Two surgically carved, bright red rectangles of Roe Deer loin had bite, flavour and succulence. This was good meat, well-handled and hung, roasted with precision. It may be the best venison I’ve ever eaten. The whole thing was plated with ultra-local accompaniments my Borders Bambi may even have grazed on personally: brambles, berries, ceps and a small Scottish joke – mashed neeps and mini swedes. In Scotland turnips (neeps) are turnips, and swedes are swedes, simple. Whereas in England turnips are actually swedes and swedes turnips. Confused? Don’t worry, everybody else is too. On the plate, correctly identifying vegetables is a matter of heritage. Yours, not theirs.
A side of plain looking puree topped with stew and a quaver turned out to be a flavoursome wet polenta supporting long braised, darker strands of deeply savoury haunch. The curly potato puff was to scoop up (or in my case hoover up) the satisfying gloop. I nearly licked the plate clean. The other one too after doing that thing, cutting smaller and smaller bites, trying to delay the inevitable end.
This wasn’t just dinner, it was a celebration to herald the end of dystopia. There should have been crashing cymbals and a fanfare of brass. Amidst the chaotic politics of uncertainty and who-does-what-next, stretching out far beyond the Westminster bubble, The Kitchin’s reassuringly expert operation is a standard bearer for native excellence.

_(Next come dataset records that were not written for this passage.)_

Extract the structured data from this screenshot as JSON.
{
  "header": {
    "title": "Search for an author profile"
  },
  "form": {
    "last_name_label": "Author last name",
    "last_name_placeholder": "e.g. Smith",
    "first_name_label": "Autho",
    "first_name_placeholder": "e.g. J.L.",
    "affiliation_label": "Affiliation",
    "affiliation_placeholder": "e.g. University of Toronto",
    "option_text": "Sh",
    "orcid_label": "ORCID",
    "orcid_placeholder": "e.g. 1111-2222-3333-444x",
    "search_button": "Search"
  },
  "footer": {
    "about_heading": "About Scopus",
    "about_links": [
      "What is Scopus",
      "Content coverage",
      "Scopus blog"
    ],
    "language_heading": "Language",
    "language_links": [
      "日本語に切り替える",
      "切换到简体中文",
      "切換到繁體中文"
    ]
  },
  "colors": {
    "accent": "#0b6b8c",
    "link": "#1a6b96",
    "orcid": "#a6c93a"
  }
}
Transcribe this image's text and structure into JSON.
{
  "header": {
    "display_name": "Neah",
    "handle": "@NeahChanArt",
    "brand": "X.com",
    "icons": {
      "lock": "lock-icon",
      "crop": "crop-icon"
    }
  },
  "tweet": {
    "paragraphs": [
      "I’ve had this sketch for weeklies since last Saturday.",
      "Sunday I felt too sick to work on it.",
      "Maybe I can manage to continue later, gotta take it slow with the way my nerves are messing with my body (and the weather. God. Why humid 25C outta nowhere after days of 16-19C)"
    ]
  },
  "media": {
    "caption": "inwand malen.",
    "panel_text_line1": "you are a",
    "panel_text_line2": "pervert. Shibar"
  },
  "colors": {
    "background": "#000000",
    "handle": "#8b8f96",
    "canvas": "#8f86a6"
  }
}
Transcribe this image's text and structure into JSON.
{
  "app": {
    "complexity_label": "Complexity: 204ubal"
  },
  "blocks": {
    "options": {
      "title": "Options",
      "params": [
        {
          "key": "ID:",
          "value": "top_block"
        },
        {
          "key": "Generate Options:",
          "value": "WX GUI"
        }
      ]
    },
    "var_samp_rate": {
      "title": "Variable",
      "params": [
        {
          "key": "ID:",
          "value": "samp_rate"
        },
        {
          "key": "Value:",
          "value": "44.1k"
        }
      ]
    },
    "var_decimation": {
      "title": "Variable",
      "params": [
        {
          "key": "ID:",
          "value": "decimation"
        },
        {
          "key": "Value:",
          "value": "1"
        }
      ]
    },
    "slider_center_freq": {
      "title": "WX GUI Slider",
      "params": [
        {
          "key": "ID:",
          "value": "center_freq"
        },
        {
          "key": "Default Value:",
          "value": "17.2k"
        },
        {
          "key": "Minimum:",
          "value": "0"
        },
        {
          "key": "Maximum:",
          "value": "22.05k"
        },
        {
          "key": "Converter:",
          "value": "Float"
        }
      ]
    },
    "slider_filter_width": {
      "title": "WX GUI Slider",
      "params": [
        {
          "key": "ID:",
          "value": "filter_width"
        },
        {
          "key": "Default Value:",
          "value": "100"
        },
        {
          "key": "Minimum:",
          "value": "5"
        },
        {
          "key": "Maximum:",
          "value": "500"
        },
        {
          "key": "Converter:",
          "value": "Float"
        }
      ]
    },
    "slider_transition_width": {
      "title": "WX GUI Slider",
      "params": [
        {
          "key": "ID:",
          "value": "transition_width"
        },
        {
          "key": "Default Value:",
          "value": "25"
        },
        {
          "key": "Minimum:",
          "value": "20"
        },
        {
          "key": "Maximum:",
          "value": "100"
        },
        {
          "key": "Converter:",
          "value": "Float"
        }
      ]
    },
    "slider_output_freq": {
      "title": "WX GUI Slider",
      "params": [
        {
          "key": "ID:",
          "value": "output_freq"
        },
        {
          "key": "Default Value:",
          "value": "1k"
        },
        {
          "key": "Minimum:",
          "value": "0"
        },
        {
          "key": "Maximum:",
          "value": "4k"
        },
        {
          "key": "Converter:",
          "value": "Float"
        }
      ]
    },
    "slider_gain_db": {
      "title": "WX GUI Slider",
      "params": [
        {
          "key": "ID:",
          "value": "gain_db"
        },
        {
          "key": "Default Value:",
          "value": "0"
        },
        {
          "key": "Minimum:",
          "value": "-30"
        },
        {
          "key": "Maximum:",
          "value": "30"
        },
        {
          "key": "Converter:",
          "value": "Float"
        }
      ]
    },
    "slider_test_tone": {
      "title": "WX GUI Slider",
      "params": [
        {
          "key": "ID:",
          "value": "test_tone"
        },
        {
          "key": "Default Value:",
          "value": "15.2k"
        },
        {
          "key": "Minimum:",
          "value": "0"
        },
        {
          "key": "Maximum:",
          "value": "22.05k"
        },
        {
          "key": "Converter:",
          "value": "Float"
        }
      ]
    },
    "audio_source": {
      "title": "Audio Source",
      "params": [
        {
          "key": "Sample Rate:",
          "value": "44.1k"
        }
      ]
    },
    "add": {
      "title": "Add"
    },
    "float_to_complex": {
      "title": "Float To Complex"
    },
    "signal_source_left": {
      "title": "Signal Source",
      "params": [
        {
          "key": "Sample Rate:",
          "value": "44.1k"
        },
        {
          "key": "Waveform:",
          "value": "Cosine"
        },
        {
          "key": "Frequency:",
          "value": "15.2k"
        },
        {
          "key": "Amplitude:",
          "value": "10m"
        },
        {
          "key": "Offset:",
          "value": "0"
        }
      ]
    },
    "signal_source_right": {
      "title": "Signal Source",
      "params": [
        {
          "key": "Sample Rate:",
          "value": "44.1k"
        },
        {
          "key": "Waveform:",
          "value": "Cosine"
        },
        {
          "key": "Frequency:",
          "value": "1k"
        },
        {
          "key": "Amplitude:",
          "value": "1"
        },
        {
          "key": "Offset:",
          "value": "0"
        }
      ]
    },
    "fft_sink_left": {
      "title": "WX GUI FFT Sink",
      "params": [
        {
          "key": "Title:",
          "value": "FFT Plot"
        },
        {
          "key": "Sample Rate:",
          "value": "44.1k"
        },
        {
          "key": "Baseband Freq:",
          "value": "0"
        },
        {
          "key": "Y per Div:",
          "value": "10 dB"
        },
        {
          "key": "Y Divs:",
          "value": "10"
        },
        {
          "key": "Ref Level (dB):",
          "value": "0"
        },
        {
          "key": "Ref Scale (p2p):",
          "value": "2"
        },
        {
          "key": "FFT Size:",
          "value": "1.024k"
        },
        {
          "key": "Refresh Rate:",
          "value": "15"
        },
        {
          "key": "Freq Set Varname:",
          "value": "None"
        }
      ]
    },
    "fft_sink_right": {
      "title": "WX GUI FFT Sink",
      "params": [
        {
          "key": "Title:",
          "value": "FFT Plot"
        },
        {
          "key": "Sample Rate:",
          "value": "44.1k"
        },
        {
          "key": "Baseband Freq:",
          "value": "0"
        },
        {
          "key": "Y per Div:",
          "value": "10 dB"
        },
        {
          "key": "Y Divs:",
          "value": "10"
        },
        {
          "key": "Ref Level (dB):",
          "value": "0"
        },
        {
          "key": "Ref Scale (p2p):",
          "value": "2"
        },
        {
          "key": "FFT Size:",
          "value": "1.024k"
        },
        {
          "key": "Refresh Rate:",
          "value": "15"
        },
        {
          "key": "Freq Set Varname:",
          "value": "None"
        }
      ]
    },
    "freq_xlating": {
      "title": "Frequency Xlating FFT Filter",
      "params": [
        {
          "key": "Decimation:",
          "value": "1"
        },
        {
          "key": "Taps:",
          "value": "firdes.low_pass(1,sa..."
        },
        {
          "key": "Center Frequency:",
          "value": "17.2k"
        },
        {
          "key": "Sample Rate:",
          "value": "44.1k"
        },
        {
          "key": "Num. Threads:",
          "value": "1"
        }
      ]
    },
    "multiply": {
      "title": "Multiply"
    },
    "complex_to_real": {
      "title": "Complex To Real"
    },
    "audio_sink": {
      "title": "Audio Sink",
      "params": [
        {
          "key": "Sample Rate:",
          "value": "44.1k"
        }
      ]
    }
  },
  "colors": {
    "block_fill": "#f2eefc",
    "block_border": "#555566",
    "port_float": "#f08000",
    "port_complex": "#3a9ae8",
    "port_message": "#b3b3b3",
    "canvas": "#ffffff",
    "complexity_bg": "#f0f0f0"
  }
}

If this could be the new normal, we’d all be happy. C
The Kitchin, 78 Commercial Quay, Leith, Edinburgh EH6 6LX
0131-555 1755; thekitchin.com